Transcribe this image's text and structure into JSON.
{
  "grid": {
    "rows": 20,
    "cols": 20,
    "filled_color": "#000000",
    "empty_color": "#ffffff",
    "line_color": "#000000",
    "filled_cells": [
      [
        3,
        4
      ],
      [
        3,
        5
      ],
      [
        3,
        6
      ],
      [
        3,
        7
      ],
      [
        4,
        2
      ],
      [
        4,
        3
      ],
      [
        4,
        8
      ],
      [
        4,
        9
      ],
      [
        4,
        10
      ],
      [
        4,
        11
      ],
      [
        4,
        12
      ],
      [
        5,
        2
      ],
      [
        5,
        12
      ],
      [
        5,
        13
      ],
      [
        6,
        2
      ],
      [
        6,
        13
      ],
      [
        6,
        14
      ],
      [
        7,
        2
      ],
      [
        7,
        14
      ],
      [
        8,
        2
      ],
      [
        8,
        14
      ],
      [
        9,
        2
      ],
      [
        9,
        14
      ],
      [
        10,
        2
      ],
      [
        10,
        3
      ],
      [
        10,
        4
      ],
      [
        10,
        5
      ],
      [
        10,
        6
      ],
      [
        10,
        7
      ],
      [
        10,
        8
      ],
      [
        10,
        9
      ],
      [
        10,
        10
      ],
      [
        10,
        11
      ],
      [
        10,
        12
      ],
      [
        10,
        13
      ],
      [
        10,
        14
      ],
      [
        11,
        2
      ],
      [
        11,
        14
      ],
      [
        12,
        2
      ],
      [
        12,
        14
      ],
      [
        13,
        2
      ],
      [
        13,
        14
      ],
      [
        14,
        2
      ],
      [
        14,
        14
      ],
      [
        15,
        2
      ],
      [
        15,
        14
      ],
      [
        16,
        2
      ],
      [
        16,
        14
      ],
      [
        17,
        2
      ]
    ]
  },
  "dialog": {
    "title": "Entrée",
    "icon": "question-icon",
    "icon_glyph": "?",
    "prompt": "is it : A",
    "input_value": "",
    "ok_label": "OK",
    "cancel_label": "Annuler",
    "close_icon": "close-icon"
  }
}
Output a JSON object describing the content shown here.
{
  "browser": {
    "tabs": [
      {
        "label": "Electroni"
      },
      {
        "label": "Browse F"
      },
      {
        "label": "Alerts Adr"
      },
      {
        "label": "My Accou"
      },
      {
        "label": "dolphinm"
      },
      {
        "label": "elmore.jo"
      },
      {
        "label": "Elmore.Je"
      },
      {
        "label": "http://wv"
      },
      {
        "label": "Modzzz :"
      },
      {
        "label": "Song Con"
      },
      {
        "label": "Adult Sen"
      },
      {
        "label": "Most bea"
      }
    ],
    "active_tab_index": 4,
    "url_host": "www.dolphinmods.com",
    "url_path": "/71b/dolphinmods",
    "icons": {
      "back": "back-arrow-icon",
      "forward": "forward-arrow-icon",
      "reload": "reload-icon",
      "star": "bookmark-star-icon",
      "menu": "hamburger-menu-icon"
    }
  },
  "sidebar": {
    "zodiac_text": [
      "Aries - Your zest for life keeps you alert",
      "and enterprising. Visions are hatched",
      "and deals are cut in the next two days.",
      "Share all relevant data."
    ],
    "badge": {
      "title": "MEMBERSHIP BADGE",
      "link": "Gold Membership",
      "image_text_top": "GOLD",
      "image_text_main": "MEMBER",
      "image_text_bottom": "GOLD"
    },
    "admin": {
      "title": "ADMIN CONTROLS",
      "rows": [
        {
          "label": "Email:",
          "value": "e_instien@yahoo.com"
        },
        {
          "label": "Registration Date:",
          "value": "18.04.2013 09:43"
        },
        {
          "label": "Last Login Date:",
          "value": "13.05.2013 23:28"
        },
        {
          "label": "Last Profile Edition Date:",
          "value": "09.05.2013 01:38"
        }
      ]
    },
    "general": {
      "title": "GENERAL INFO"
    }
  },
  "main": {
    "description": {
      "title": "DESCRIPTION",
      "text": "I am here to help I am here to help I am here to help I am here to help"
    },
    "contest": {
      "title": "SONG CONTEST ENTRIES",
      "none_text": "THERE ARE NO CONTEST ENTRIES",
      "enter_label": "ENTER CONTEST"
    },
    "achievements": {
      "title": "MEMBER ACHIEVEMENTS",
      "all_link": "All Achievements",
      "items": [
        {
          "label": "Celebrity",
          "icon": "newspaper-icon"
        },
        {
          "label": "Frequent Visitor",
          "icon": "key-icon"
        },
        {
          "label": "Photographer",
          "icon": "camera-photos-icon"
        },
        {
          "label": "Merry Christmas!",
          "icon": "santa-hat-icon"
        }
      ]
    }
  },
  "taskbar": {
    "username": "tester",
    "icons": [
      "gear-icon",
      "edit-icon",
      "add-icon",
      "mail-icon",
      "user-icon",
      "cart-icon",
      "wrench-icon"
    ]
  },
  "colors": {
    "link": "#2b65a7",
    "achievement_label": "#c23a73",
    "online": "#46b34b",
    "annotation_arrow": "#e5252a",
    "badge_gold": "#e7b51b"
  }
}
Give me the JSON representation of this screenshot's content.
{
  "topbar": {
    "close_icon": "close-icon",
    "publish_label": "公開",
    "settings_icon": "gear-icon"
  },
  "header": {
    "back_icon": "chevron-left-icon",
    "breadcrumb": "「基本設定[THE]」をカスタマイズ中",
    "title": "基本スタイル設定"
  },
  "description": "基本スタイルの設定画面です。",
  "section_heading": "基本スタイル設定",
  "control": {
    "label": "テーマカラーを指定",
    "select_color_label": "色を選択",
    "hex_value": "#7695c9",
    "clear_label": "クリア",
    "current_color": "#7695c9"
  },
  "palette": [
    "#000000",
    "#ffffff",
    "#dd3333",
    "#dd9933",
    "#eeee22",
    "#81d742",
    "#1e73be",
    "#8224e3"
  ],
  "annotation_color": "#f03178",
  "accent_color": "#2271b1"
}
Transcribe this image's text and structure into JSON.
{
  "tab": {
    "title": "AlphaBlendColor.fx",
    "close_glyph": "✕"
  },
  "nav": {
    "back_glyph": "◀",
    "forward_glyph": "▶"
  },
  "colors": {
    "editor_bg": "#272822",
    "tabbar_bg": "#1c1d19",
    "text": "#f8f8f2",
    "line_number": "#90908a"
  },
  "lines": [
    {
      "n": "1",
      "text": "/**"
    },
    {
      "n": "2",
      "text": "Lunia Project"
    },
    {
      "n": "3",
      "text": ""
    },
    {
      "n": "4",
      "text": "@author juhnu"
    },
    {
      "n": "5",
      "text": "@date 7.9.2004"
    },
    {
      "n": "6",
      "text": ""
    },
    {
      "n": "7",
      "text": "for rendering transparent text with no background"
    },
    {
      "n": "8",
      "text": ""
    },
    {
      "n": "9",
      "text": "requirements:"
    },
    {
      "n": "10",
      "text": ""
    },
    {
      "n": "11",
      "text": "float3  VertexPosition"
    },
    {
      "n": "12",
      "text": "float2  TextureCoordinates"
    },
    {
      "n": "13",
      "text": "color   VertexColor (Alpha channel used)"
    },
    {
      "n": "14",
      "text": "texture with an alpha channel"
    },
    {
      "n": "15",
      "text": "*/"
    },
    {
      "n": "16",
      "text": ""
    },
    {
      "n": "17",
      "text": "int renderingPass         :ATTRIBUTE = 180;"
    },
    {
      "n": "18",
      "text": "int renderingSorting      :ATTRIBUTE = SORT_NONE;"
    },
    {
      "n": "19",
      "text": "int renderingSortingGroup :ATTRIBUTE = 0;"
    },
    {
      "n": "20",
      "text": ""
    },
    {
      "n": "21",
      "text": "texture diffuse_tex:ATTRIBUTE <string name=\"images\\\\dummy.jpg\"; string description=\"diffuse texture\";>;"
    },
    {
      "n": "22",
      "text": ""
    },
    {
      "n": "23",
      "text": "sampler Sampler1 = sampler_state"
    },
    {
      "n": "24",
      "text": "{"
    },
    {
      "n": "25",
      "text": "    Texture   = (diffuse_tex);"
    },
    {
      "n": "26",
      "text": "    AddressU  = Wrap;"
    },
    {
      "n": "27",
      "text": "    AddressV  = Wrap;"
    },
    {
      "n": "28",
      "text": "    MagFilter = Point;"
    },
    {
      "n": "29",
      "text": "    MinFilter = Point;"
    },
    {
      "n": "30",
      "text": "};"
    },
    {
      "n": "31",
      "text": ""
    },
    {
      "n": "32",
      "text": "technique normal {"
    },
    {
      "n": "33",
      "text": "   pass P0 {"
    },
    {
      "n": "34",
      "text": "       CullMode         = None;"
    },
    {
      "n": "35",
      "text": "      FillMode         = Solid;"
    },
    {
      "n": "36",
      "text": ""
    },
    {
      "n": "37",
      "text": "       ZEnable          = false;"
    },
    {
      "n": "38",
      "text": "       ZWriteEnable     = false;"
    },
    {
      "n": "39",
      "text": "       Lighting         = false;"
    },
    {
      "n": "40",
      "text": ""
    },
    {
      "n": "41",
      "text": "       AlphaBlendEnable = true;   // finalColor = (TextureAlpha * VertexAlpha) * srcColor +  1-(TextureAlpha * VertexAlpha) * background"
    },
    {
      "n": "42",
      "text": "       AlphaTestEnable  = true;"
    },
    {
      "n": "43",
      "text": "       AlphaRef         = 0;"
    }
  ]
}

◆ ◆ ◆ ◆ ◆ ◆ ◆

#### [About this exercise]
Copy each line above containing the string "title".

#### [Task response]
    "title": "Entrée",
      "title": "MEMBERSHIP BADGE",
      "title": "ADMIN CONTROLS",
      "title": "GENERAL INFO"
      "title": "DESCRIPTION",
      "title": "SONG CONTEST ENTRIES",
      "title": "MEMBER ACHIEVEMENTS",
    "title": "基本スタイル設定"
    "title": "AlphaBlendColor.fx",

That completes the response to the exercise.